# Work request
Search the entries for the word "name" and pull out each line that has it.

[Entries from a dataset of interfaces]
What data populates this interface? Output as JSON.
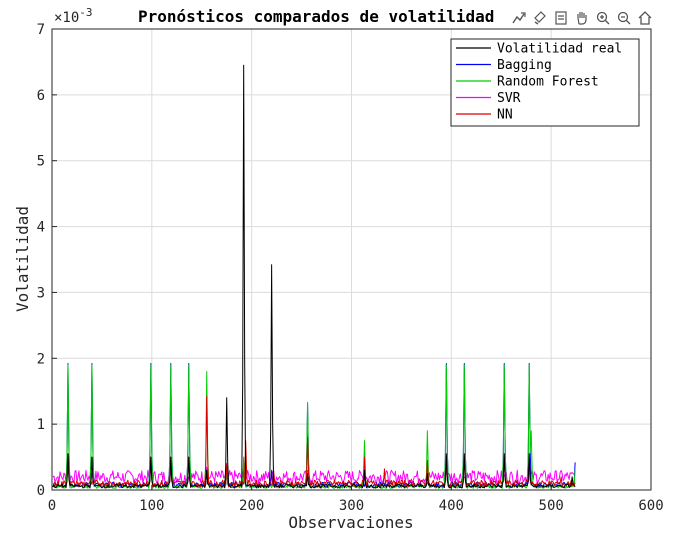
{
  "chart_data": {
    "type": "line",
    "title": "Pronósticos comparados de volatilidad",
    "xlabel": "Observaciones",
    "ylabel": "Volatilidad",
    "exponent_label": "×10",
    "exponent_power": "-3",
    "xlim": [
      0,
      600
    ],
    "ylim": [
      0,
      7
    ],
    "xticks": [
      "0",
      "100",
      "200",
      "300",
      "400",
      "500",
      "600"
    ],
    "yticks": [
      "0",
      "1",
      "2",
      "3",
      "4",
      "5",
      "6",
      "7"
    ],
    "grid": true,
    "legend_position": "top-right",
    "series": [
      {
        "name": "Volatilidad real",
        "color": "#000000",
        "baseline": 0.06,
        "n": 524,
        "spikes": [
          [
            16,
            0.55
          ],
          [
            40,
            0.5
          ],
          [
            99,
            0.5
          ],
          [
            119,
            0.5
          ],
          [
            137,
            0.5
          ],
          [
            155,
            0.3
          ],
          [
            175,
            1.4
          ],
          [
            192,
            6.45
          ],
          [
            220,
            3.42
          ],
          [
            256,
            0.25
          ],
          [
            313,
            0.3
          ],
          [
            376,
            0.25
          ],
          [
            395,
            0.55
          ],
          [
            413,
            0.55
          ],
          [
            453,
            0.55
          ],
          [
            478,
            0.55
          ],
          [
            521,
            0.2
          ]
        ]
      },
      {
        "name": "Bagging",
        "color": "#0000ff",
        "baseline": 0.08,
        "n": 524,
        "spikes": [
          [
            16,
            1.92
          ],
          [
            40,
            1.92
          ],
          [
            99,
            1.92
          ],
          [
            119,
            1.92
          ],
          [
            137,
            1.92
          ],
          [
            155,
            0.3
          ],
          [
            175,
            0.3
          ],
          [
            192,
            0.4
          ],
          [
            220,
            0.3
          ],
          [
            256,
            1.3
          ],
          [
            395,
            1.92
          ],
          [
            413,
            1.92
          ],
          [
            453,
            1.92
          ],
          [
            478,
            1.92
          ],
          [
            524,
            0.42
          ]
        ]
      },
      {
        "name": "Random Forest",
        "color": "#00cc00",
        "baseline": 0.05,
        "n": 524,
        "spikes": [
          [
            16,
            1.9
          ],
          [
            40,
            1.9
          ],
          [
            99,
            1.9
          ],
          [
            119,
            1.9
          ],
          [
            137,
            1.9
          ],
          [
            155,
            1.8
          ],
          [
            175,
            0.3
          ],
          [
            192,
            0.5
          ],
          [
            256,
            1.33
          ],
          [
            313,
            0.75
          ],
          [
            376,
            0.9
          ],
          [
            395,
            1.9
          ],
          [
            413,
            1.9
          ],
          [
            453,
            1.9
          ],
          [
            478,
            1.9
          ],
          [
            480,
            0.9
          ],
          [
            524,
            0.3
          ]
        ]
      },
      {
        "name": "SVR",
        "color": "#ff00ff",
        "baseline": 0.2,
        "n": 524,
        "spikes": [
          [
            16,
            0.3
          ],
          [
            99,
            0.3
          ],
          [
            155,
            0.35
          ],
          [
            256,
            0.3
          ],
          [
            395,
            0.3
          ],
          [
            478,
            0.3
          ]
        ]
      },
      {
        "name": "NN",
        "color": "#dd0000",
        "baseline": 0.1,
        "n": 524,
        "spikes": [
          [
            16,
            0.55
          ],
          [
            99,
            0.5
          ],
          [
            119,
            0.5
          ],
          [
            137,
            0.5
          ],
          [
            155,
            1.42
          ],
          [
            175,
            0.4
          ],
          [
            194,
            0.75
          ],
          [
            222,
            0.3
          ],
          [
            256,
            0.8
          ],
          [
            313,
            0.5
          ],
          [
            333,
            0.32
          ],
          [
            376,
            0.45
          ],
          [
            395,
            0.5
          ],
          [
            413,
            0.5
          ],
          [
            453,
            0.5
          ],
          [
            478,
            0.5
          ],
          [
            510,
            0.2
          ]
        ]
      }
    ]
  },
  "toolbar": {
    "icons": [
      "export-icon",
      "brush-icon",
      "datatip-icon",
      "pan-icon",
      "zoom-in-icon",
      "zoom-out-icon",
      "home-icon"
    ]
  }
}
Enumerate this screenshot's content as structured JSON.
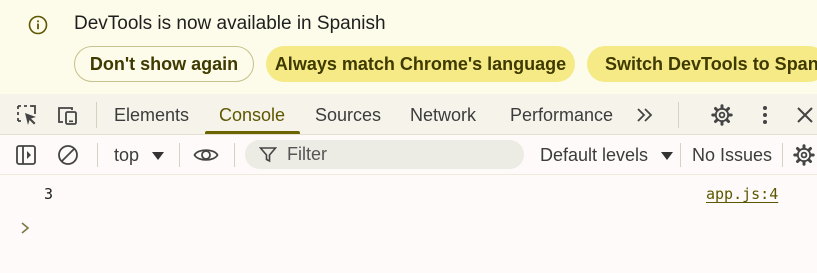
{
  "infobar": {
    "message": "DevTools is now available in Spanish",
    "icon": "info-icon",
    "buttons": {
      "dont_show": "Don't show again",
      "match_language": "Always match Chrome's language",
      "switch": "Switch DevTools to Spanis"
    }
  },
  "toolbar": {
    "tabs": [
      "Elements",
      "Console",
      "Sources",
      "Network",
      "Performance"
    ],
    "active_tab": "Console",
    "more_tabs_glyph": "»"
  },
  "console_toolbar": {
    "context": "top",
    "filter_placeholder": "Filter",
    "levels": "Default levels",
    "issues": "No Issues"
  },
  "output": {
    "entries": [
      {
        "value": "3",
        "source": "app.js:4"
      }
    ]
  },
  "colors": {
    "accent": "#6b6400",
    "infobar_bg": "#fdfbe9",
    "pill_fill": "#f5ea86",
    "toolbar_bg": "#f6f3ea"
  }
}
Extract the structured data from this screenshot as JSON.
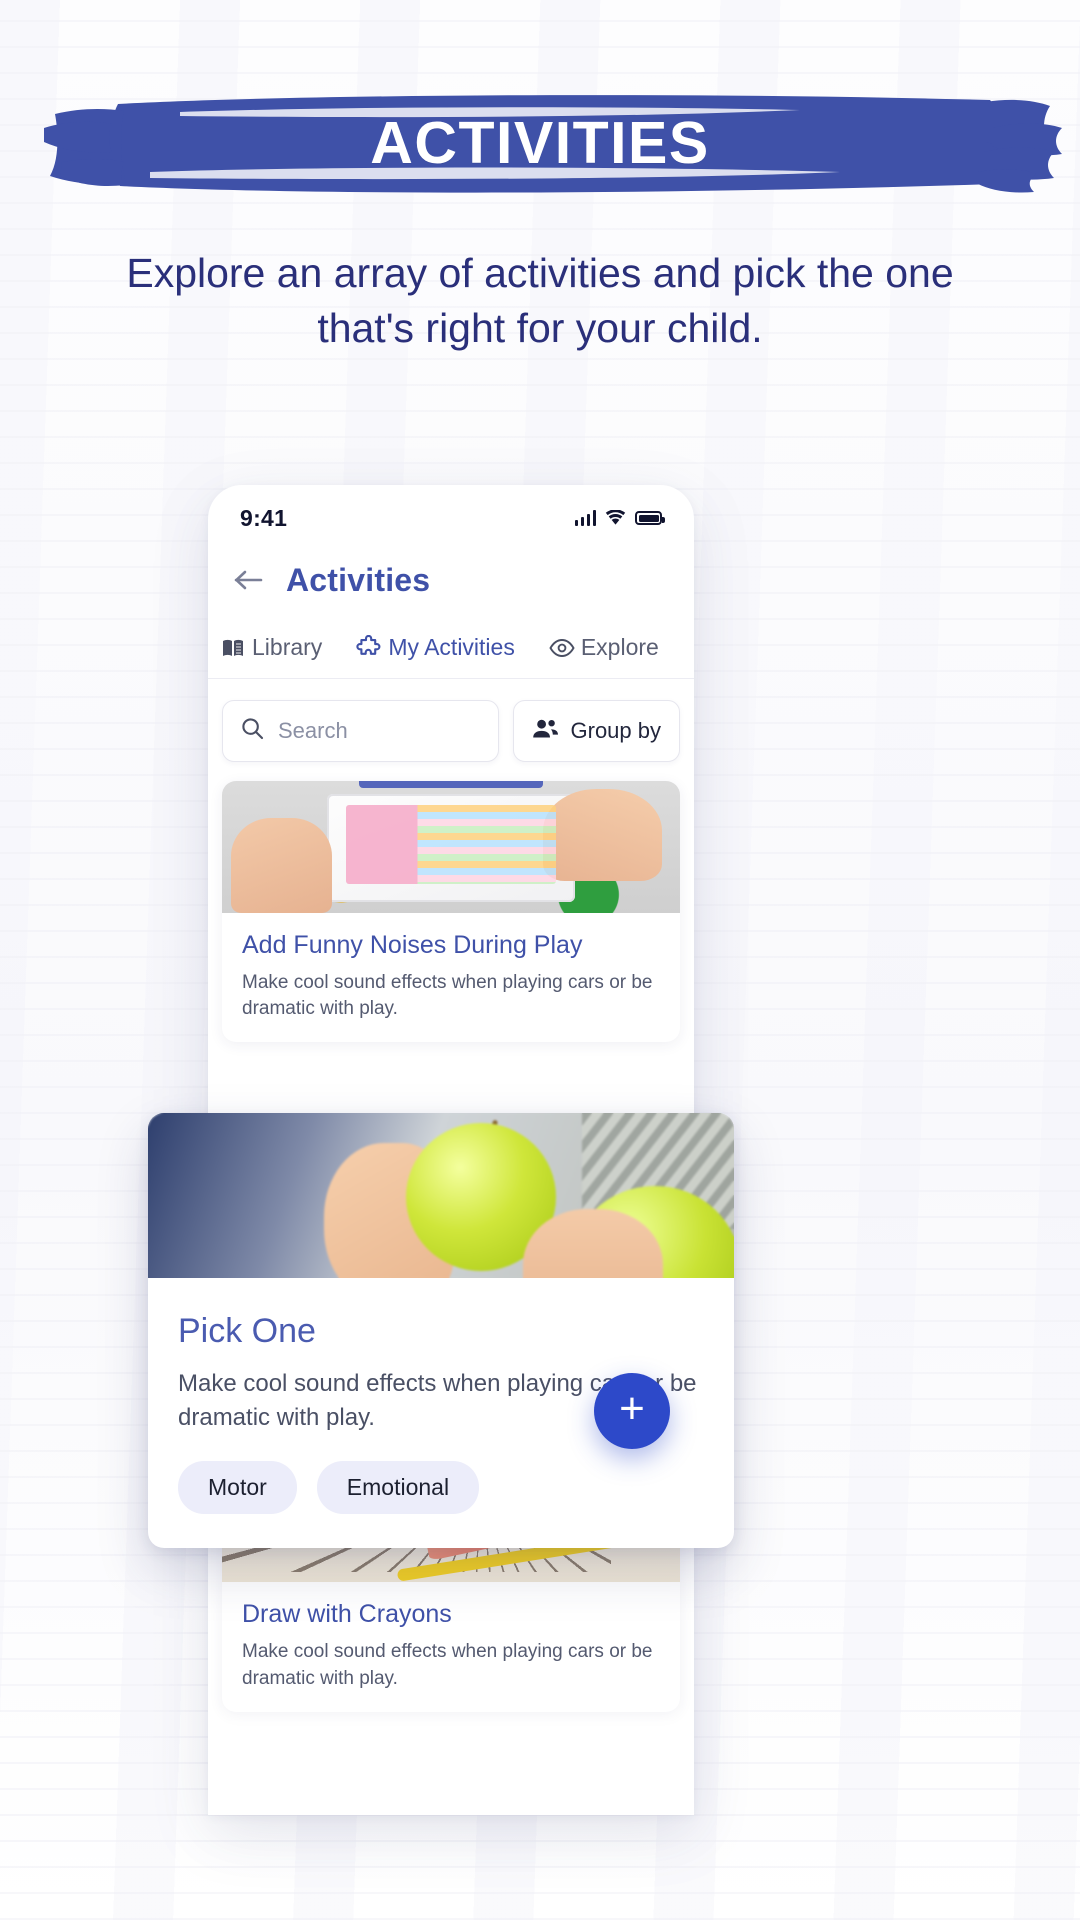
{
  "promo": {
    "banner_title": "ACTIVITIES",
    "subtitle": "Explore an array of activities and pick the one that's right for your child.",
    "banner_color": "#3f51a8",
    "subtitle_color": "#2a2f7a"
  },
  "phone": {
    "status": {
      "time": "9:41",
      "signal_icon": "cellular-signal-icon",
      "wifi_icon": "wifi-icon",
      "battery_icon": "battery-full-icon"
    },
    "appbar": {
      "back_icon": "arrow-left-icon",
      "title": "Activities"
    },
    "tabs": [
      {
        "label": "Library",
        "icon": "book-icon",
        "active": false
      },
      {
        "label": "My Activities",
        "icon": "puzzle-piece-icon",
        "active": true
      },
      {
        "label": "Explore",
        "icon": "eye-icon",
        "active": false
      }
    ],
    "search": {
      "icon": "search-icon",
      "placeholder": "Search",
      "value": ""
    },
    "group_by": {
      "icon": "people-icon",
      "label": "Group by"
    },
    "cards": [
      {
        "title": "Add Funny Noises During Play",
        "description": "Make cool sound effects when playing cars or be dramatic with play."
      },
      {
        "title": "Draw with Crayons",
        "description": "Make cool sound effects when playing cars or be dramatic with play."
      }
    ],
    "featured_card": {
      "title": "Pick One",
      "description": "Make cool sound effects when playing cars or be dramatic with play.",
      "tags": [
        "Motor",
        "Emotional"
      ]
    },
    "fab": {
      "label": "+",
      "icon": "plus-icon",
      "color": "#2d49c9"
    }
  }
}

# Output below
        "name": "Volatilidad real",
        "name": "Bagging",
        "name": "Random Forest",
        "name": "SVR",
        "name": "NN",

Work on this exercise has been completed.